Instructions to follow:
The expected answer is the data below, printed verbatim without its pictures.

Information given:
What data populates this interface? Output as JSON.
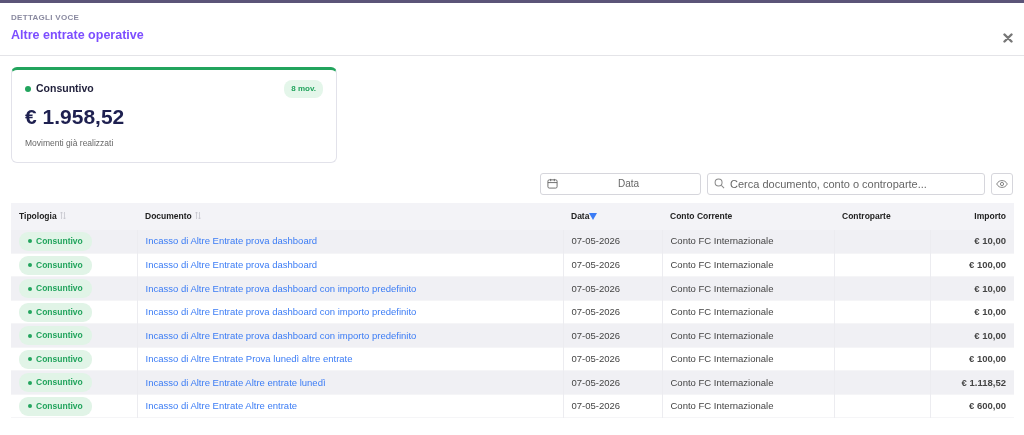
{
  "header": {
    "eyebrow": "DETTAGLI VOCE",
    "title": "Altre entrate operative"
  },
  "summary": {
    "label": "Consuntivo",
    "count": "8 mov.",
    "amount": "€ 1.958,52",
    "caption": "Movimenti già realizzati",
    "color": "#22a45d"
  },
  "filters": {
    "date_placeholder": "Data",
    "search_placeholder": "Cerca documento, conto o controparte..."
  },
  "table": {
    "columns": [
      {
        "label": "Tipologia",
        "sortable": true,
        "sorted": false
      },
      {
        "label": "Documento",
        "sortable": true,
        "sorted": false
      },
      {
        "label": "Data",
        "sortable": true,
        "sorted": true
      },
      {
        "label": "Conto Corrente",
        "sortable": false
      },
      {
        "label": "Controparte",
        "sortable": false
      },
      {
        "label": "Importo",
        "sortable": false
      }
    ],
    "rows": [
      {
        "type": "Consuntivo",
        "document": "Incasso di Altre Entrate prova dashboard",
        "date": "07-05-2026",
        "account": "Conto FC Internazionale",
        "amount": "€ 10,00"
      },
      {
        "type": "Consuntivo",
        "document": "Incasso di Altre Entrate prova dashboard",
        "date": "07-05-2026",
        "account": "Conto FC Internazionale",
        "amount": "€ 100,00"
      },
      {
        "type": "Consuntivo",
        "document": "Incasso di Altre Entrate prova dashboard con importo predefinito",
        "date": "07-05-2026",
        "account": "Conto FC Internazionale",
        "amount": "€ 10,00"
      },
      {
        "type": "Consuntivo",
        "document": "Incasso di Altre Entrate prova dashboard con importo predefinito",
        "date": "07-05-2026",
        "account": "Conto FC Internazionale",
        "amount": "€ 10,00"
      },
      {
        "type": "Consuntivo",
        "document": "Incasso di Altre Entrate prova dashboard con importo predefinito",
        "date": "07-05-2026",
        "account": "Conto FC Internazionale",
        "amount": "€ 10,00"
      },
      {
        "type": "Consuntivo",
        "document": "Incasso di Altre Entrate Prova lunedì altre entrate",
        "date": "07-05-2026",
        "account": "Conto FC Internazionale",
        "amount": "€ 100,00"
      },
      {
        "type": "Consuntivo",
        "document": "Incasso di Altre Entrate Altre entrate lunedì",
        "date": "07-05-2026",
        "account": "Conto FC Internazionale",
        "amount": "€ 1.118,52"
      },
      {
        "type": "Consuntivo",
        "document": "Incasso di Altre Entrate Altre entrate",
        "date": "07-05-2026",
        "account": "Conto FC Internazionale",
        "amount": "€ 600,00"
      }
    ]
  }
}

Response for this exercise:
What data populates this interface? Output as JSON.
{
  "header": {
    "eyebrow": "DETTAGLI VOCE",
    "title": "Altre entrate operative"
  },
  "summary": {
    "label": "Consuntivo",
    "count": "8 mov.",
    "amount": "€ 1.958,52",
    "caption": "Movimenti già realizzati",
    "color": "#22a45d"
  },
  "filters": {
    "date_placeholder": "Data",
    "search_placeholder": "Cerca documento, conto o controparte..."
  },
  "table": {
    "columns": [
      {
        "label": "Tipologia",
        "sortable": true,
        "sorted": false
      },
      {
        "label": "Documento",
        "sortable": true,
        "sorted": false
      },
      {
        "label": "Data",
        "sortable": true,
        "sorted": true
      },
      {
        "label": "Conto Corrente",
        "sortable": false
      },
      {
        "label": "Controparte",
        "sortable": false
      },
      {
        "label": "Importo",
        "sortable": false
      }
    ],
    "rows": [
      {
        "type": "Consuntivo",
        "document": "Incasso di Altre Entrate prova dashboard",
        "date": "07-05-2026",
        "account": "Conto FC Internazionale",
        "amount": "€ 10,00"
      },
      {
        "type": "Consuntivo",
        "document": "Incasso di Altre Entrate prova dashboard",
        "date": "07-05-2026",
        "account": "Conto FC Internazionale",
        "amount": "€ 100,00"
      },
      {
        "type": "Consuntivo",
        "document": "Incasso di Altre Entrate prova dashboard con importo predefinito",
        "date": "07-05-2026",
        "account": "Conto FC Internazionale",
        "amount": "€ 10,00"
      },
      {
        "type": "Consuntivo",
        "document": "Incasso di Altre Entrate prova dashboard con importo predefinito",
        "date": "07-05-2026",
        "account": "Conto FC Internazionale",
        "amount": "€ 10,00"
      },
      {
        "type": "Consuntivo",
        "document": "Incasso di Altre Entrate prova dashboard con importo predefinito",
        "date": "07-05-2026",
        "account": "Conto FC Internazionale",
        "amount": "€ 10,00"
      },
      {
        "type": "Consuntivo",
        "document": "Incasso di Altre Entrate Prova lunedì altre entrate",
        "date": "07-05-2026",
        "account": "Conto FC Internazionale",
        "amount": "€ 100,00"
      },
      {
        "type": "Consuntivo",
        "document": "Incasso di Altre Entrate Altre entrate lunedì",
        "date": "07-05-2026",
        "account": "Conto FC Internazionale",
        "amount": "€ 1.118,52"
      },
      {
        "type": "Consuntivo",
        "document": "Incasso di Altre Entrate Altre entrate",
        "date": "07-05-2026",
        "account": "Conto FC Internazionale",
        "amount": "€ 600,00"
      }
    ]
  }
}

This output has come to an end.